When I stopped eating meat the summer after my freshman year of college, I pretty much lived on cheese omelets and french toast. In my defense I was working at a 24-hour breakfast place and those were the options. I now occasionally eat meat, but my husband does not, and I am happy for the far greater variety offered to him these days and for the healthier eating choices that we are both able to make in restaurants.
So, I was puzzled when I read about the Red Robin ad that touted their garden burger as something for when “your teenage daughter is going through a phase.” Yikes.Talk about insulting your customers. About ten per cent of all Americans are vegetarian, and many more choose to eat less meat. Why would you make fun of them? Of us?
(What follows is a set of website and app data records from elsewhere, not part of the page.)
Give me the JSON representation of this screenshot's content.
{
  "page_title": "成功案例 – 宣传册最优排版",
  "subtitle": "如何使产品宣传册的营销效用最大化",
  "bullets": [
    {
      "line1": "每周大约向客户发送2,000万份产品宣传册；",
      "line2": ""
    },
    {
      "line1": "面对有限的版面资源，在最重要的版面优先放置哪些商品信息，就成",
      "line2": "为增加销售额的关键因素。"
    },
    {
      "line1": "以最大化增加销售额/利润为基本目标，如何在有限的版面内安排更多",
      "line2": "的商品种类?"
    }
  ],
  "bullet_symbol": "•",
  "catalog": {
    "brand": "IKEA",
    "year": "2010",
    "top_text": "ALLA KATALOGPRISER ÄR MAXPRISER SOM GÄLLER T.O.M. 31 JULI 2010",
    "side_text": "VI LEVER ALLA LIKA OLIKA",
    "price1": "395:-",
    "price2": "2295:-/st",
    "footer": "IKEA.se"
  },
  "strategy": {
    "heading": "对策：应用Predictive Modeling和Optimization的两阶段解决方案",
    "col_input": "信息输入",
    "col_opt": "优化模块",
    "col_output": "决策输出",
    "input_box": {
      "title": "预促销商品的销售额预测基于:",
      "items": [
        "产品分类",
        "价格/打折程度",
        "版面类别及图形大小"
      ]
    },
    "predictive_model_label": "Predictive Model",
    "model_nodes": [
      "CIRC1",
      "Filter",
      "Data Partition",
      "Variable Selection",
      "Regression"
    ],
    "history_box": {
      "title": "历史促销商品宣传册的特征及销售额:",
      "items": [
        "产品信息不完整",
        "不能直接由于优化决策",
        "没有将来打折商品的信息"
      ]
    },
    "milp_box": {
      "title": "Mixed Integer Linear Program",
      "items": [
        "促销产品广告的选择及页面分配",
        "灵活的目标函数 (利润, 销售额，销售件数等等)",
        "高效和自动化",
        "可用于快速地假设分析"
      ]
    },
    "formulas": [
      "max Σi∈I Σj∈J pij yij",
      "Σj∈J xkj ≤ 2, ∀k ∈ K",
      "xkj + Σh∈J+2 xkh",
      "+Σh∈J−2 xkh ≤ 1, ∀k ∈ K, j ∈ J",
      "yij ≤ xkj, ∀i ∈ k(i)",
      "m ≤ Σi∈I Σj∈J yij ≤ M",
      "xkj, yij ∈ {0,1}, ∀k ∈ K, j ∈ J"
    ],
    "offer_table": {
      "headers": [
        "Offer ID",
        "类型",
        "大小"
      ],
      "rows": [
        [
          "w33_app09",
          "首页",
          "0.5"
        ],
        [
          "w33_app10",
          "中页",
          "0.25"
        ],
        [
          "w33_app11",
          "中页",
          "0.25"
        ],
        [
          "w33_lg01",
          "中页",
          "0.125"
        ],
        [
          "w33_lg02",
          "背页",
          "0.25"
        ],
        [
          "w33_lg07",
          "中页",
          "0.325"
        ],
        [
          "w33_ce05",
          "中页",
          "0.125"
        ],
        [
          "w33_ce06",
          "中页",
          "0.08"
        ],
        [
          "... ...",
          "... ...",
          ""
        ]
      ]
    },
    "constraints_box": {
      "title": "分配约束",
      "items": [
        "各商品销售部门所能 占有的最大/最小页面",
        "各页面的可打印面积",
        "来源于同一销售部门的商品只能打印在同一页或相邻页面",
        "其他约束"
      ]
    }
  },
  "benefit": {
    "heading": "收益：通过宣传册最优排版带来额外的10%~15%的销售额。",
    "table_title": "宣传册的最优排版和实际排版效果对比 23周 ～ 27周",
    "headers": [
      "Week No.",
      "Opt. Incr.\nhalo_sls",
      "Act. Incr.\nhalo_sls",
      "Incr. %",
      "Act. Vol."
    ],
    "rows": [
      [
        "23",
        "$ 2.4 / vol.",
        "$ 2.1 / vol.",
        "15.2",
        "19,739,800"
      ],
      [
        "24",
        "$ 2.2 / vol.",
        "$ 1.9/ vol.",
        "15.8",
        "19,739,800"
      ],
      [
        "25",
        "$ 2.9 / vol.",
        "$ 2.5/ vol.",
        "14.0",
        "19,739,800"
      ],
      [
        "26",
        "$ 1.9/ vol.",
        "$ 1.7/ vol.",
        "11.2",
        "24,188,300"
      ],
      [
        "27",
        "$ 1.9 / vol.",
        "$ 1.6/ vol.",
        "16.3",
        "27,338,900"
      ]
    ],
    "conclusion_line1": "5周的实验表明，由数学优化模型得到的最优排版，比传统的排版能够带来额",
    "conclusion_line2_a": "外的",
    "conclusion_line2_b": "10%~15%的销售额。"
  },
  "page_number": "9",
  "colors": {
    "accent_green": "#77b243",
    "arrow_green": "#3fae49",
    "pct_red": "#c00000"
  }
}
Then I came across another blogger’s take on the whole idea of exclusionary humor. In a wonderful post called Just a Joke: Confessions of a “Humorless Vegan” she provides one of the best analyses I have ever read on how little jokes marginalize anyone who is different and how the threat of appearing humorless keeps them (whoever they may be) from objecting.
Her solution? Try to put yourself in the shoes of the person telling the unfortunate joke, and remember that they are likely not nearly as hateful as they seem to you at this moment. She even quotes Gandhi. I love this lady.
Empathy is certainly the central part of this blog, and my heart does go pitter patter when it shows up once again. Empathy is the solution. When I stopped eating meat after my freshman year in college, I hardly ever heard the word empathy used. Now, it is the answer to rude drivers, rude relatives, and rude advertisers.
Some things never change. As society evolves, we keep finding new folks to make fun of.
Some things do change. We work together better to find ways to take the sting out of the joke. Yay us.
For more on how things change with time, visit my z2 blog here for thoughts on human trafficking and Broadway musicals. Also visit my y1 blog here for thoughts on gay psychiatrists and my hoarding disorder.